◆ Element data from apps and pages:
#####
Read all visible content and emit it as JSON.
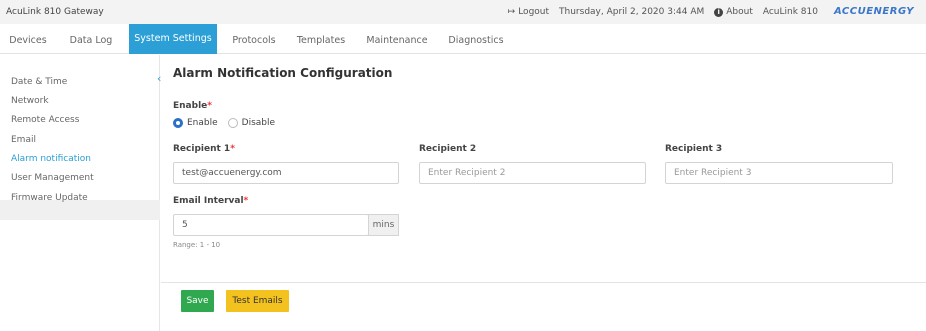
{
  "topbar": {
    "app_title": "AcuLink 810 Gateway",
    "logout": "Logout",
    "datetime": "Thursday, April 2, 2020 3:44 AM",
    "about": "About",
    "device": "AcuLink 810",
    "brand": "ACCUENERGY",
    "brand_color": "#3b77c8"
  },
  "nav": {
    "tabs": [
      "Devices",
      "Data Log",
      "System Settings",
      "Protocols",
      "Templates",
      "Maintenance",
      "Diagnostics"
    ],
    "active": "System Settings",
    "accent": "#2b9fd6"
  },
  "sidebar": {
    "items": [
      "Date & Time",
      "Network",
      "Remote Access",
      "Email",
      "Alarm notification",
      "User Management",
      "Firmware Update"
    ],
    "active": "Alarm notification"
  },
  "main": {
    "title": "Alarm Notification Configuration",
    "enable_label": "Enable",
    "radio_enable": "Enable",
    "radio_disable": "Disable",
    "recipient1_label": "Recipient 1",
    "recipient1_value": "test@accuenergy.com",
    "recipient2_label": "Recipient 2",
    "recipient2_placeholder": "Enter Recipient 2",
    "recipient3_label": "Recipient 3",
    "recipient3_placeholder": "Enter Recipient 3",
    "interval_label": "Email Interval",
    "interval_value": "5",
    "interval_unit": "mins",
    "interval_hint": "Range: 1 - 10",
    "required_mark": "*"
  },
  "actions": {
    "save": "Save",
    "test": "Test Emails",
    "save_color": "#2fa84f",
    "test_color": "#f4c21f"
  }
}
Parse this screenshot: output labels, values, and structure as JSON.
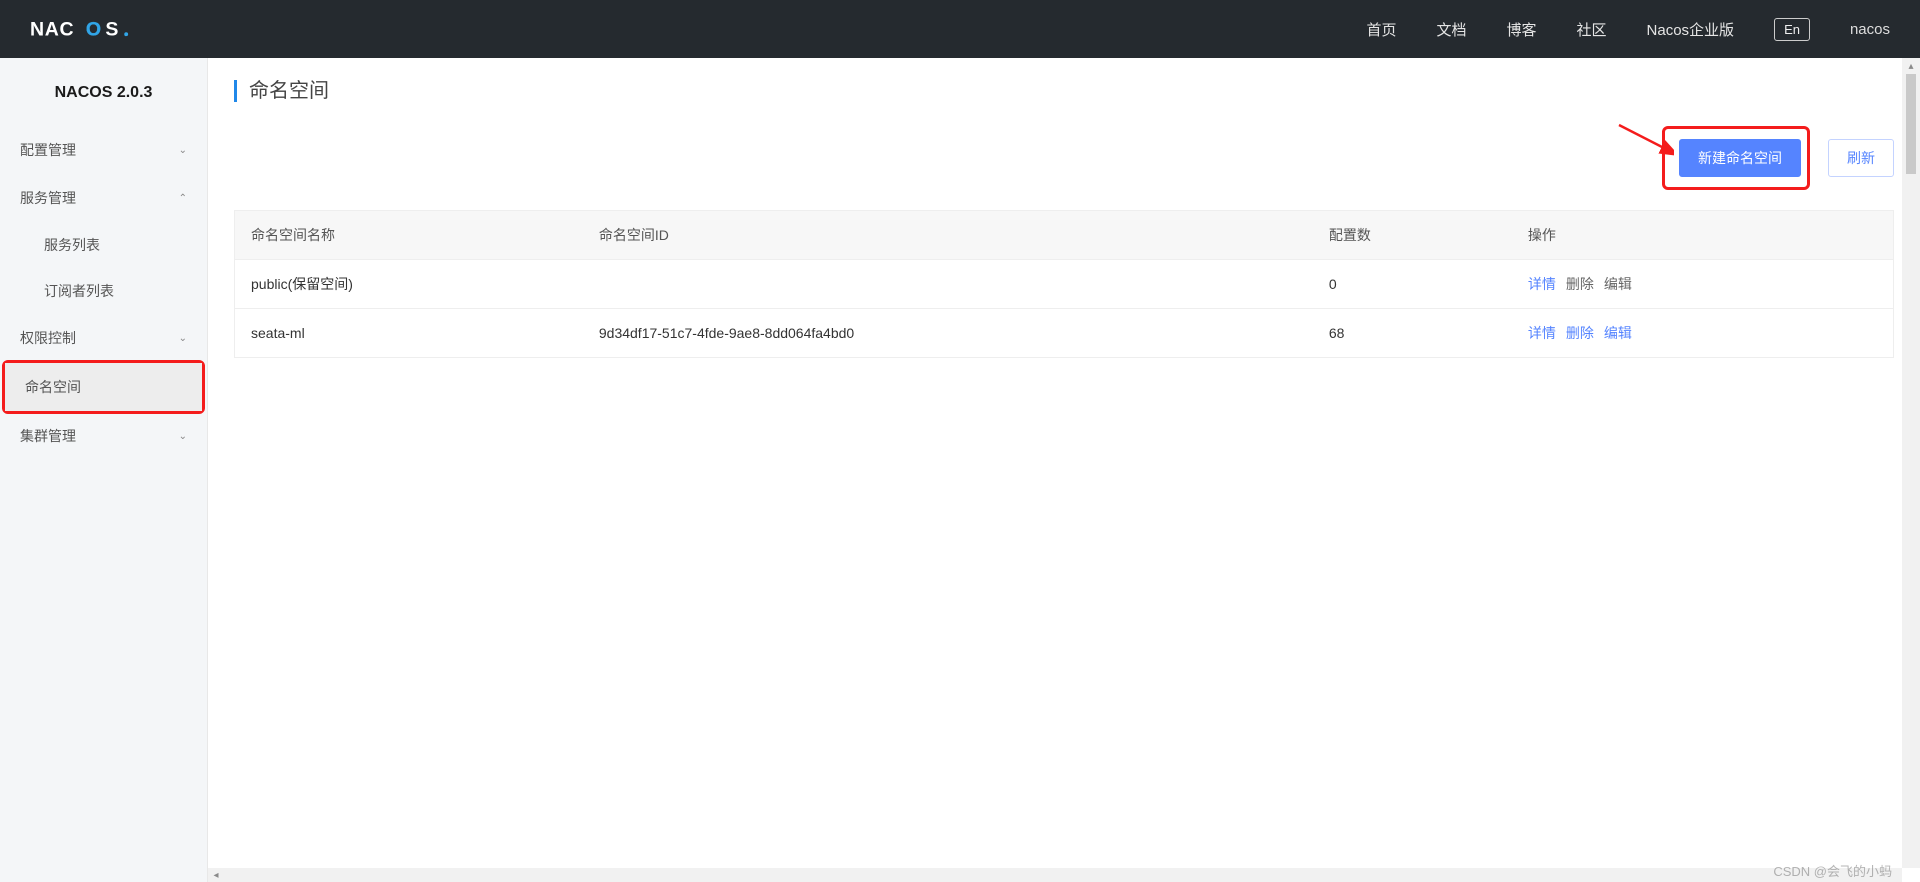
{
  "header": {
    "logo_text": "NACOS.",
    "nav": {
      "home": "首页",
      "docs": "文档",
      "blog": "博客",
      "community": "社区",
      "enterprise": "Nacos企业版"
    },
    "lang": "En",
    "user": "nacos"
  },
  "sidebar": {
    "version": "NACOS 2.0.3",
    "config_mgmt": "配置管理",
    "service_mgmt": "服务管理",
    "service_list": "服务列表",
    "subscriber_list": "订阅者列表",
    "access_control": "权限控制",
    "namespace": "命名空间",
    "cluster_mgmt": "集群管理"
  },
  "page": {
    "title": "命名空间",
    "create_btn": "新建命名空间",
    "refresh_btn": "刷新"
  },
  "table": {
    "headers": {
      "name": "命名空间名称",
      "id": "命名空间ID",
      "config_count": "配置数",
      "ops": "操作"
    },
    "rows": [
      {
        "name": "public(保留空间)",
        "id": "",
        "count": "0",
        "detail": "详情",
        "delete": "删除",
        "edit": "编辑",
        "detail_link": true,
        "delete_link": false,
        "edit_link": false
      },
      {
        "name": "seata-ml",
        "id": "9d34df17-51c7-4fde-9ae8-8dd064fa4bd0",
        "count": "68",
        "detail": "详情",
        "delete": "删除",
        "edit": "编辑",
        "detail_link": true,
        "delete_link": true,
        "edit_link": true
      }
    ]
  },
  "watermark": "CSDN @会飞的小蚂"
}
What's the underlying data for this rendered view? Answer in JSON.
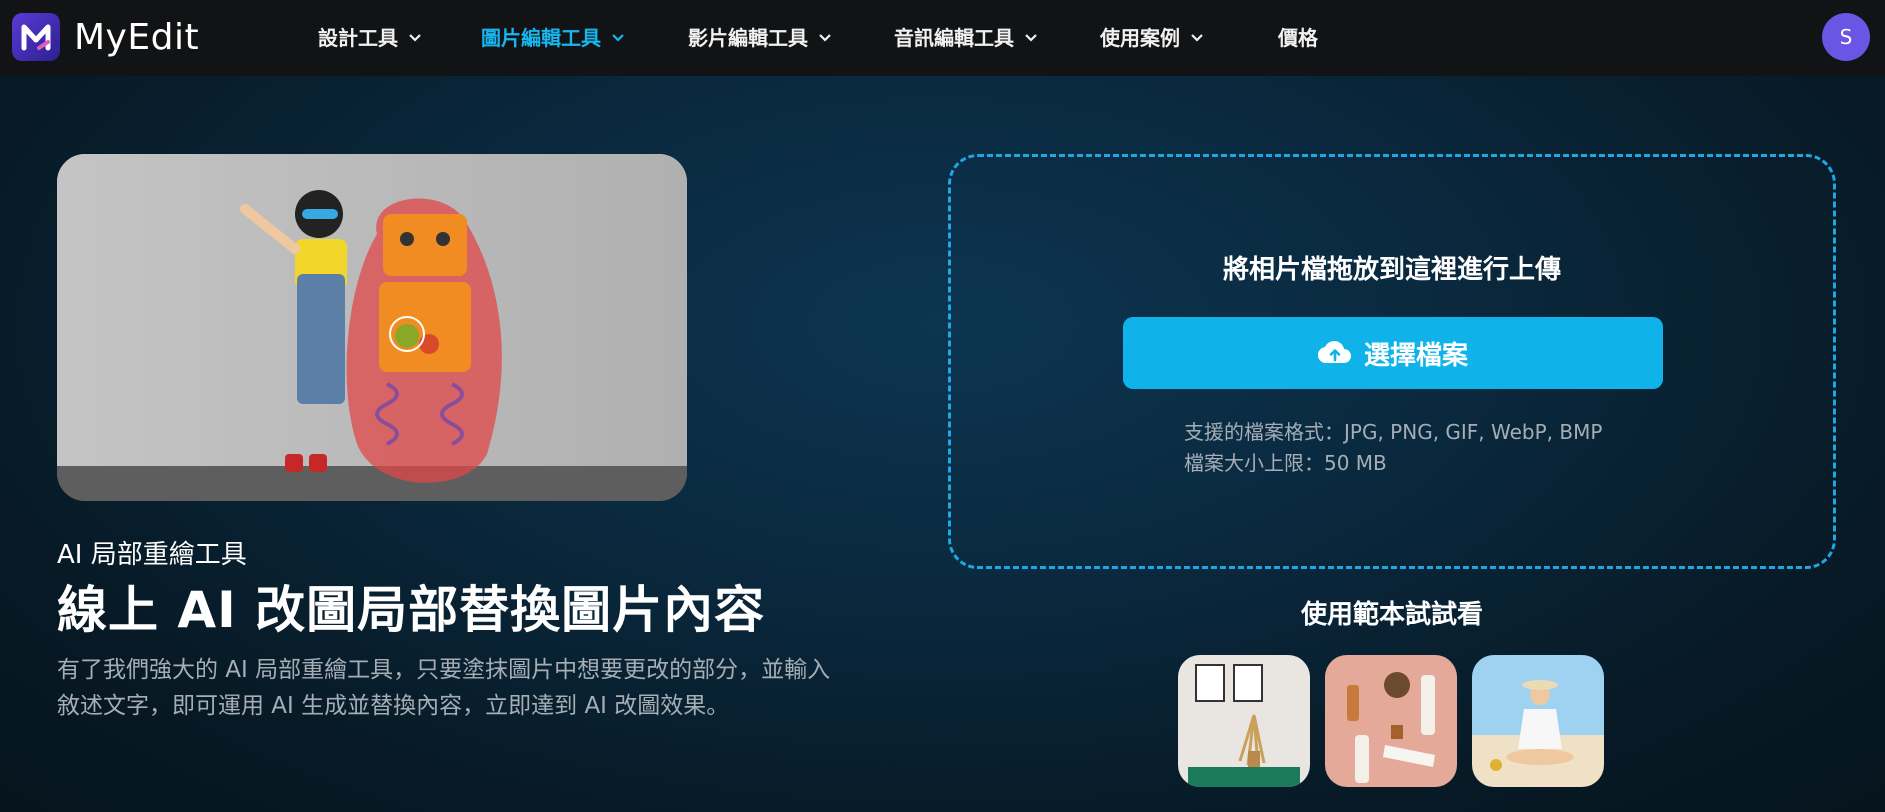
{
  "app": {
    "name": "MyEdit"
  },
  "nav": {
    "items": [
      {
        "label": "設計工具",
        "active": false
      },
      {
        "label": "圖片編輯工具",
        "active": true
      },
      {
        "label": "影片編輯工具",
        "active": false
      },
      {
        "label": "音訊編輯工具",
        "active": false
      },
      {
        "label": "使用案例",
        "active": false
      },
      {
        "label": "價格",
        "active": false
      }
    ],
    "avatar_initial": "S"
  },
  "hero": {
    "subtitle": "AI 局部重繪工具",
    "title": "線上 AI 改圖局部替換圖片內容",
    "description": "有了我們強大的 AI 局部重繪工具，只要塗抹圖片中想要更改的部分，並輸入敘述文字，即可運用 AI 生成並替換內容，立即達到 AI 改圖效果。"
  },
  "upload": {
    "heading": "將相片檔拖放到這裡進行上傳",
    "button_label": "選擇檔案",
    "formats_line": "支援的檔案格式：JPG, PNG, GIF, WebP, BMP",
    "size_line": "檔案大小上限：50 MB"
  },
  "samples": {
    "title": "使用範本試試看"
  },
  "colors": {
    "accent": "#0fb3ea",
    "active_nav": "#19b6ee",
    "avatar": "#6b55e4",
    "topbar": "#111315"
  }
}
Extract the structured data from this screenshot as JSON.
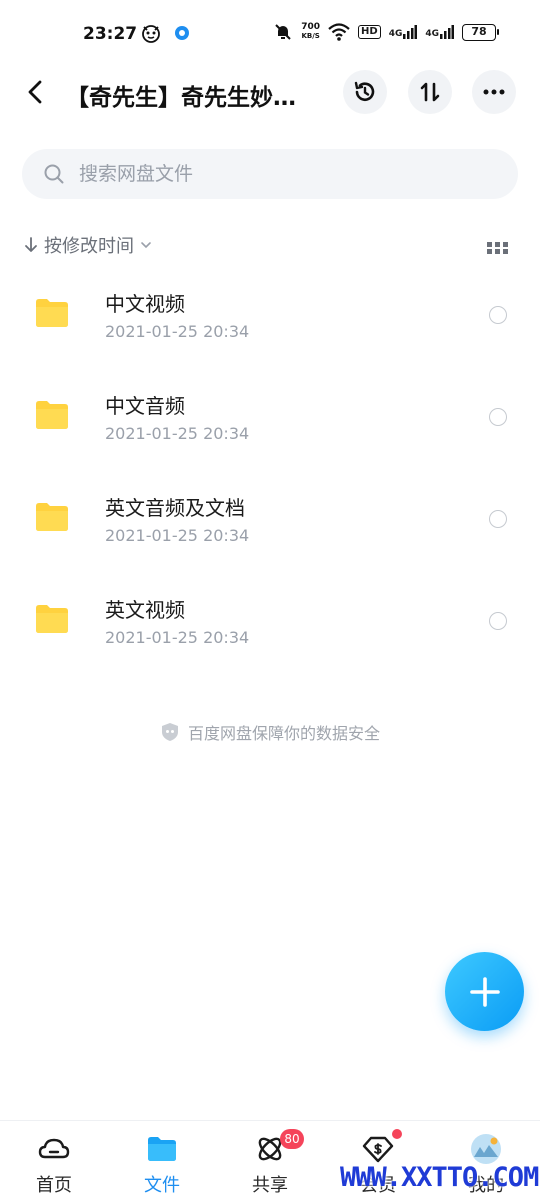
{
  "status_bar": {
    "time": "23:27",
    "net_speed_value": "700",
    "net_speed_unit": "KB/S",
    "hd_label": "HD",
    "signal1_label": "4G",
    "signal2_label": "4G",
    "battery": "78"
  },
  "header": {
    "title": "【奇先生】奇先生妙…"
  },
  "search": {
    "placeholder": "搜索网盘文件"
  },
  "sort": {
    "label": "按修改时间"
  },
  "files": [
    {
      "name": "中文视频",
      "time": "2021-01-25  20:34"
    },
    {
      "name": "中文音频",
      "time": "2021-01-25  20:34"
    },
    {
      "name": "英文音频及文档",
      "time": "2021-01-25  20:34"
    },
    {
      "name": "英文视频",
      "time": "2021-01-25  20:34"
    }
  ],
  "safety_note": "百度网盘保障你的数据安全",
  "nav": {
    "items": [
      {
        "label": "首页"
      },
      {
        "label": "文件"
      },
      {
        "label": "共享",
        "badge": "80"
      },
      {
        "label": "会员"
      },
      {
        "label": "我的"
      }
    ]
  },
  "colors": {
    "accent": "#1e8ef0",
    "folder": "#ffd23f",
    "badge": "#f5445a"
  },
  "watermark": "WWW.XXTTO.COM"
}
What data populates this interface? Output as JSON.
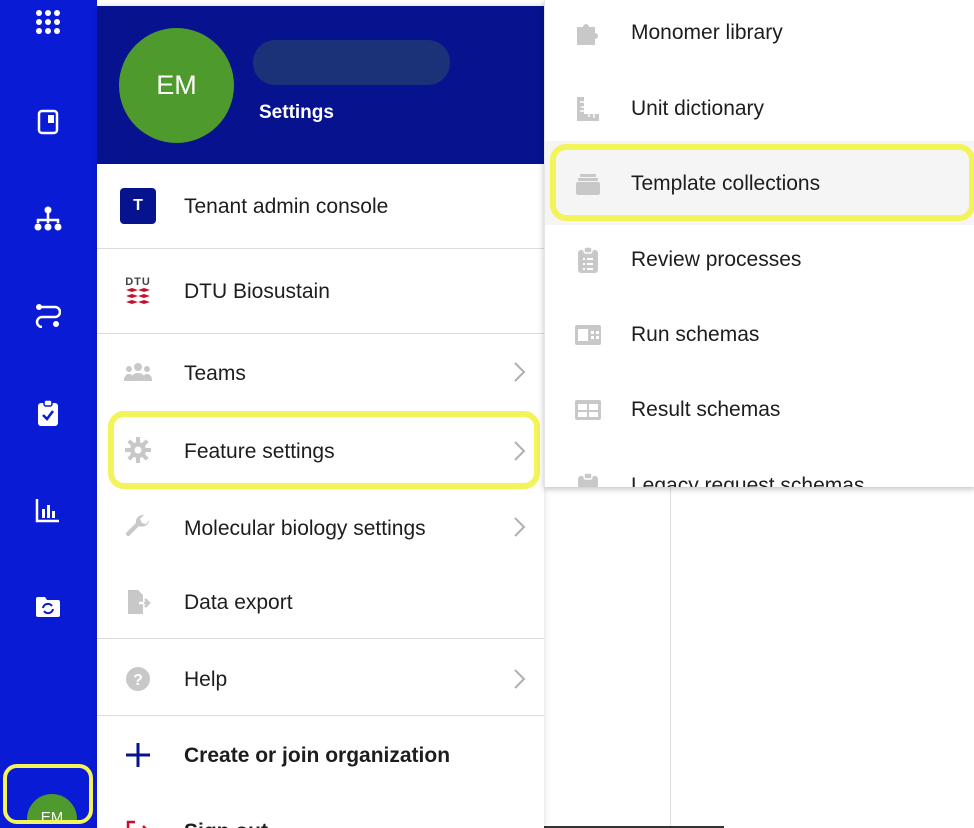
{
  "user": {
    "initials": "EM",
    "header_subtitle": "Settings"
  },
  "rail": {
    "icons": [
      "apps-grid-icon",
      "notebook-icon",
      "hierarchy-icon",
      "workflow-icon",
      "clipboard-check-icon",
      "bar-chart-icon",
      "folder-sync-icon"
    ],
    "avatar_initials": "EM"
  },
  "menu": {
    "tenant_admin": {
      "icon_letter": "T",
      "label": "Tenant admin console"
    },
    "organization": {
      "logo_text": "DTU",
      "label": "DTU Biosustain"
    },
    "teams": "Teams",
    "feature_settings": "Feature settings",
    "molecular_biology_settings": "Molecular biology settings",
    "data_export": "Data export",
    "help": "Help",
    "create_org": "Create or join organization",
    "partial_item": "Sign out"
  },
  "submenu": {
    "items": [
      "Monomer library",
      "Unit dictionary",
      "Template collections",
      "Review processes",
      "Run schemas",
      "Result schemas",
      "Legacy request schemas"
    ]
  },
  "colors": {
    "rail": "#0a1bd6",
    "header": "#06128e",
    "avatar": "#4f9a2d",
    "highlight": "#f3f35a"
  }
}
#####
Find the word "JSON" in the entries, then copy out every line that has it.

Read all visible content and emit it as JSON.
Parse this screenshot: output labels, values, and structure as JSON.
What's the underlying data for this rendered view? Answer in JSON.
Extract the structured data from this screenshot as JSON.
What data populates this interface? Output as JSON.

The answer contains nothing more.